Plumas County Sheriff’s Office issued a warning on Facebook telling Greenville’s 800 residents: “You are in imminent danger and you MUST leave now!”
CAL FIRE could not contain the Dixie Fire after fighting it for three weeks. The state’s largest wildfire has already burned more than 504 square miles.
“We did everything we could,” fire spokesman Mitch Matlow said. “Sometimes it’s just not enough.”
Roughly 5,000 firefighters made progress on the fire earlier in the week, saving some homes, but 40 mph winds thwarted their efforts, emboldening the fire to overtake the town. Firefighters were able to surround only a third of the perimeter in three weeks time.

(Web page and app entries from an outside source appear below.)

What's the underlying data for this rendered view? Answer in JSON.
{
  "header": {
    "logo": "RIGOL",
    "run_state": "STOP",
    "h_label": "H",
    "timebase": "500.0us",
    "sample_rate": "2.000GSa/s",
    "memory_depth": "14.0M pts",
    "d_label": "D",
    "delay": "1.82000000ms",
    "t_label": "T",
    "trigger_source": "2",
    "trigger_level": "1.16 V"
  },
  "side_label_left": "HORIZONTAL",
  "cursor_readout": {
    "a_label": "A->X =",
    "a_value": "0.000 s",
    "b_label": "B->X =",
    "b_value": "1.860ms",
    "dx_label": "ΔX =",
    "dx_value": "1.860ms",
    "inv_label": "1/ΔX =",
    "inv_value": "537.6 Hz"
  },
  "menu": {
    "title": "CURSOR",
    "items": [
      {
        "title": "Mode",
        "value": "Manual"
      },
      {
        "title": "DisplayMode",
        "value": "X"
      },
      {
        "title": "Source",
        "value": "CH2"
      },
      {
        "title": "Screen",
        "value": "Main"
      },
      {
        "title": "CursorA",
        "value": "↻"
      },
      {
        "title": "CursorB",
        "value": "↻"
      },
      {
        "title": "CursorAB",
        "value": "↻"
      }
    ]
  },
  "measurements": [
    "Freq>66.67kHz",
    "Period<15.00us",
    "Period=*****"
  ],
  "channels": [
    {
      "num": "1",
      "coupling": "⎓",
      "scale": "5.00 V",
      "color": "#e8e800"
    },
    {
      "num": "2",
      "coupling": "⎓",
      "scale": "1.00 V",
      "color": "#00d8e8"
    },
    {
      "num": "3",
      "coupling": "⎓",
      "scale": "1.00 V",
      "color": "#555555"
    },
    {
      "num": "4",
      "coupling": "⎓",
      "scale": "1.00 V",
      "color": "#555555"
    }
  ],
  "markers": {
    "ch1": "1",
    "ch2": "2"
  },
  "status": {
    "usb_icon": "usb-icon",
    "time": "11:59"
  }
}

On Wednesday, the fire grew by thousands of acres, resulting in several counties issuing evacuation orders impacting nearly 26,500 people, Matlow said.
Through Thursday, the region was expected to see 30-40 mph winds for roughly six to 10 hours, CBS News weather producer David Parkinson forecasted. Wind, which acts as a catalyst, has helped create new fires by pushing embers on dry grass, brush and trees.
In addition to these conditions, the fires were burning parallel to a canyon, which created conditions like a chimney, making the canyon so hot that massive pyrocumulus columns of smoke poured out. The clouds, coupled with the wind and dry heat, helped make the fire worse, or “critically erratic,” making it harder to fight and predict the direction of growth, Matlow said.
The Dixie Fire isn’t the only problem CAL FIRE is facing. Lightning reportedly sparked the McFarland Fire 150 miles west of where the Dixie Fire is raging, threatening homes nestled along the Trinity River in the Shasta-Trinity National Forest. That fire has already burned 25 square miles and is only 5% contained.
Roughly 100 miles south, between 35 and 40 homes and other structures are burning in the fast-moving River Fire that also broke out on Wednesday near Colfax, a town of roughly 2,000 residents. Within hours, it tore through nearly 4 square miles, prompting 6,000 people in Placer and Nevada counties to be put under evacuation orders, the California Department of Forestry and Fire Protection said.
So far, more than 580,000 acres have burned in California, more than double the number that burned last year.
This year’s fire season is on track to be the worst California’s seen, CBS News Bradley Blackburn said.
This article was originally posted on Dixie Fire destroys historic mining town of Greenville